Bearing that in mind the rest of his post is all good and useful fun. Mapping economic ideas into the rest of the social sphere is more than fun, it is deeply silly.

More presentation of self

Another addition to my collection of examples were members of a group sport something that reveals what others might tend to think of as private information. In this forum the members decorate their postings with information about their credit scores. Not unlike the folks that do the same thing with their due date or their weight loss progress

Here are three examples (at reduced size) of their badges.

Some people show a chart of how each of the credit tracking firms is summarizing their credit.


Some of them are using this service that provides them with a score card.


Others are using the same progress bar scheme seen on weight loss and event (wedding, pregnancy, etc.) forums.

Why can’t I feed my real time IQ into my IM status; or what my current credit card debt is?

open voice networks

Martian speaks wisely about why open voice networks aren’t a technology problem but a social entrepenural one.  At the same time he is also talking about a minor aspect of why internet identity isn’t a technology problem.

These days I find myself thinking that internet identity is hard because the gap between people’s intuitions and the technology substrate is so vast.  In the real world privacy tends to be the default; in the virtual world it’s the other way around.  Saying we lack a substrate for creating privacy in the net is the worst kind of understatement; it’s a bit like saying I lack x-ray vision.

As he says we lack good understanding of what makes an open v.s. closed network.  Capitalists care about that, since closed networks have the potential to generate great wealth.  I care because there is a huge swath of tiny groups that can’t get the benefits of adding a virtual aspect to their existence.  For example the 3rd grade parents can’t put their contact list on line.  Which is killing these groups and that’s very bad for the social network’s health.

Groups, id cards & hub failure
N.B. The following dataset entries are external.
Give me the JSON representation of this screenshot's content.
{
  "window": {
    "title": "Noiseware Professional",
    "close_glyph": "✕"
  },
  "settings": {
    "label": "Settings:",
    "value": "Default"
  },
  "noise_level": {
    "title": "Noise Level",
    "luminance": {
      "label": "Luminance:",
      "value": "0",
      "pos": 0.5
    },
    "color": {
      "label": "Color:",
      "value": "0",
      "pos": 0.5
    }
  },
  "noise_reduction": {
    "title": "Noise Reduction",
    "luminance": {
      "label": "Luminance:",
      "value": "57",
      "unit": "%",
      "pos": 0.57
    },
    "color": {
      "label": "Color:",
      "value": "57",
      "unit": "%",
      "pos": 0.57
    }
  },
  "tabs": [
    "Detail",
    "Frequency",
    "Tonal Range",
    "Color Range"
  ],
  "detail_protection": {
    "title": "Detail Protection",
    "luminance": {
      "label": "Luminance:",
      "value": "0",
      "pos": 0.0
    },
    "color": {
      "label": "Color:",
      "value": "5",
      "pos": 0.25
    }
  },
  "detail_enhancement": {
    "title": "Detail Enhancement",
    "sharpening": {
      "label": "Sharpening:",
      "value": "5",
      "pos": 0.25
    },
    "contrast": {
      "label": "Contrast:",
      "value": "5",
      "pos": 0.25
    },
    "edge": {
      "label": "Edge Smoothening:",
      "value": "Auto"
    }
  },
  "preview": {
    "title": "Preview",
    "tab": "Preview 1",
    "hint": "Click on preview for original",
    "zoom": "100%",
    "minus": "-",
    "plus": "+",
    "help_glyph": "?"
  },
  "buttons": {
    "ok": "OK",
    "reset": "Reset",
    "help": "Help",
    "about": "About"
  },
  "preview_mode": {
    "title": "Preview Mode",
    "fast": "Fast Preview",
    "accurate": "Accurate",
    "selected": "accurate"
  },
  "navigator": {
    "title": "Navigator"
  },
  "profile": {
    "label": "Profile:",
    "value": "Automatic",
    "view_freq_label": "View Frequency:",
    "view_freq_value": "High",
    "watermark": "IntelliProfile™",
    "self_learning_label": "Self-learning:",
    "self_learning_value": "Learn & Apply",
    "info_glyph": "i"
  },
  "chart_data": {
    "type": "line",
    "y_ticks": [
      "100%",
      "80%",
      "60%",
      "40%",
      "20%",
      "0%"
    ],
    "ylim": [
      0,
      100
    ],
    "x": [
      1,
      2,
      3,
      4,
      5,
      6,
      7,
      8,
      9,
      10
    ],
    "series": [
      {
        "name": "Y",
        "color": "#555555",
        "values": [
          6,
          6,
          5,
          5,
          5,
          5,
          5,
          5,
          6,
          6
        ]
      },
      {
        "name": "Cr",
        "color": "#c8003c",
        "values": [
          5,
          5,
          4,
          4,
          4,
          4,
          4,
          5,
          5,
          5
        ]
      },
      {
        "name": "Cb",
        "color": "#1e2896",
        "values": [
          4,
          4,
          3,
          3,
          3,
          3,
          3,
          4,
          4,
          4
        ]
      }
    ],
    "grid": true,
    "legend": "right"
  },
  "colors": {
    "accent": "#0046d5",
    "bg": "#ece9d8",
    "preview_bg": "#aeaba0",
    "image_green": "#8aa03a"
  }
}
Thought provoking: my morning mail reports that the ID card servers at the university are down and that this effects “card readers” across campus.  Reminds one that hubs are a target for assorted criminal activity.  I wonder what boundry crossings people are discovering they can’t make right now?

Meanwhile I’m told we citizens get our new regional transportation passes at the end of the month so that getting on the bus and subway will involve bringing the card into physical proximity of the toll collecting gates.  RFID I presume.  So this morning I wonder if that system has a central point of failure?

When you work on standards it’s always interesting how one constituency has concerns that another constituency has to struggle to appreciate.  That’s the real work.  In the early days of the Liberty Alliance one of these was how extremely reluctant, to the point that it had the potential to be a deal breaker, the web site builders were to add anything that might effect their reliability.  That’s a severe barrier to adoption for any identity provider.  It is very difficult for an identity provider to guarantee that the system administrator’s bonus will never be adversely effected.

If I can’t get into the pool today who will compensate me?

Trait Transference

Consider this statement: “Alice says that Bob is lazy.” Is it better to summarize this as: “…Bob is lazy” or “Alice … is lazy”? The 2nd is very often better. Speakers mentions traits which reveal their own traits. What you say reveals your internal dialog.

So it’s with great amusement that I stumbled upon this paper. Trait Transference: Communicators take on the Qualities They Describe in Others. This paper makes a very similar argument, but the other way around. It argues that the dialog about others lays down the patterns that become the behaviors you yourself take on.

Who knows? Hard to run that controlled experiment! It’s a chicken and egg problem.

In either case, say nice things about other people – it will make you, or possible indicate you already are, a nicer person.

Meanwhile let me just say that you are very sexy!